Much has been made of the risks to privacy by incorporating the “free” services that the giant social media companies offer onto a webpage; the services are generally free because the website will now be plugged into the internet-spanning personalized ad tracking networks of those companies. Even seemingly innocuous tools can cause data privacy problems, as a company out of Germany has found out. The company has been ordered to pay a small GDPR fine due to its use of a font hosted by Google Fonts, which reportedly leaked the IP addresses of visitors to its website to Google without any disclosure to the customer.
GDPR fine provides warning for those using free web-based tools
“If the product is free, you are the product.” Some variation of this popular quote has been around since at least the 1970s, but it enjoyed a predictable resurgence in the age of social media and targeted advertising.
As the case of this unnamed German company illustrates, even the smallest “freebies” on the internet may be a surreptitious tracking and data harvesting tool. The issue in this case is with Google Fonts, a library of over 1,000 fonts that can be embedded in web pages and Android apps via an API (and used by some 50 million websites around the world). The service is free to use, but “phones home” to Google with certain information about site visitors when fonts are fetched from its servers.
The site was only fined €100 (about $110) by the Landgericht München’s third civil chamber in Munich, as it appears the IP address was the only item leaked in the one complaint received by the German data protection authority. The EU’s General Data Protection Regulation (GDPR) requires that any collection of sensitive categories of personal information, including IP addresses, only be done with the awareness and consent of the site visitor. Websites must also have a documented reason for collecting each of these types of information.
The GDPR fines could be much harsher going forward if the site does not fix the violation, however. The court also ruled that the site could be fined as much as €250,000 for each future violation involving Google Fonts, along with the possibility of six months in prison.
Google Fonts flap reinforces that IP addresses are personal information
The leaking of IP addresses is subject to GDPR fines as they can at least theoretically be traced to an individual user, even if they are dynamic (as was the case here).
If the site was collecting personal information, it would usually deploy a banner informing visitors of what is being gathered and collecting their consent. If Google Fonts is the only issue, there is a much simpler fix; Google allows websites to self-host the font collection, removing the need to communicate with remote servers (and potentially pass personal information that could be subject to GDPR fines).
The ruling also determined that a need for free fonts for operation of the site cannot be invoked as a defense against GDPR fines, given that the Google Fonts self-hosting option exists. This concept would likely translate to other free services of a similar nature. Two other recent rulings also addressed this use of embedded third-party services that may be collecting personal data even if the website operator is not aware of the full scope of it; Austria’s data protection authority ruled in January that the use of Google Analytics could constitute a GDPR violation, and a December ruling determined than an Akamai cookie management tool was also sharing IP addresses without user consent.

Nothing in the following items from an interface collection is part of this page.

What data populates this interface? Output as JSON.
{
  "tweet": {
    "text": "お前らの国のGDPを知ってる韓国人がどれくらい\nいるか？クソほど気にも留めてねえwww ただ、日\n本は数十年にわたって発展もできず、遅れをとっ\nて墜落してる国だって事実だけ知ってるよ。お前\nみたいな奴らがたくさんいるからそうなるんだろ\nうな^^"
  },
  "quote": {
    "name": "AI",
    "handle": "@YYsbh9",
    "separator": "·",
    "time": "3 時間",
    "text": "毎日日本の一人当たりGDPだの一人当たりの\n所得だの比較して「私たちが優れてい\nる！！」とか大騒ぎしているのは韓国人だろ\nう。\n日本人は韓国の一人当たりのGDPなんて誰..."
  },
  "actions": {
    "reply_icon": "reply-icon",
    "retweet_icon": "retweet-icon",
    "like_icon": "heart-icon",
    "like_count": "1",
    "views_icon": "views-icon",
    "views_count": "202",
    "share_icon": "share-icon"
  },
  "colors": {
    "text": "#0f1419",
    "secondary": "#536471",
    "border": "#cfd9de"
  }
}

The issue with IP addresses specifically may also be one that is unique to the larger social media companies and advertising networks, as part of the concern of Google Fonts passing an IP address in isolation is that it could be going into the larger Google ecosystem that collects all sorts of other personal information from other sources. The similar cases that involved GDPR fines for embedding of free services were all something run by a tech giant with a significant advertising presence.
Another issue with the tech giants, those largely based in the United States and doing the bulk of their data processing there, is that the Schrems II ruling put special new requirements on personal data transfers out of the EU. GDPR fines are now much easier to rack up once data begins crossing out of the region.
Sites must also be prepared to do their own due diligence on these services. As Security Boulevard notes, Google’s “About” page for Google Fonts makes no mention of its collection of potentially sensitive personal information. And some of the language, such as calling the collection “open source,” could mislead users into believing that the fonts are being offered “free as in beer” to anyone who wants to use them without strings attached.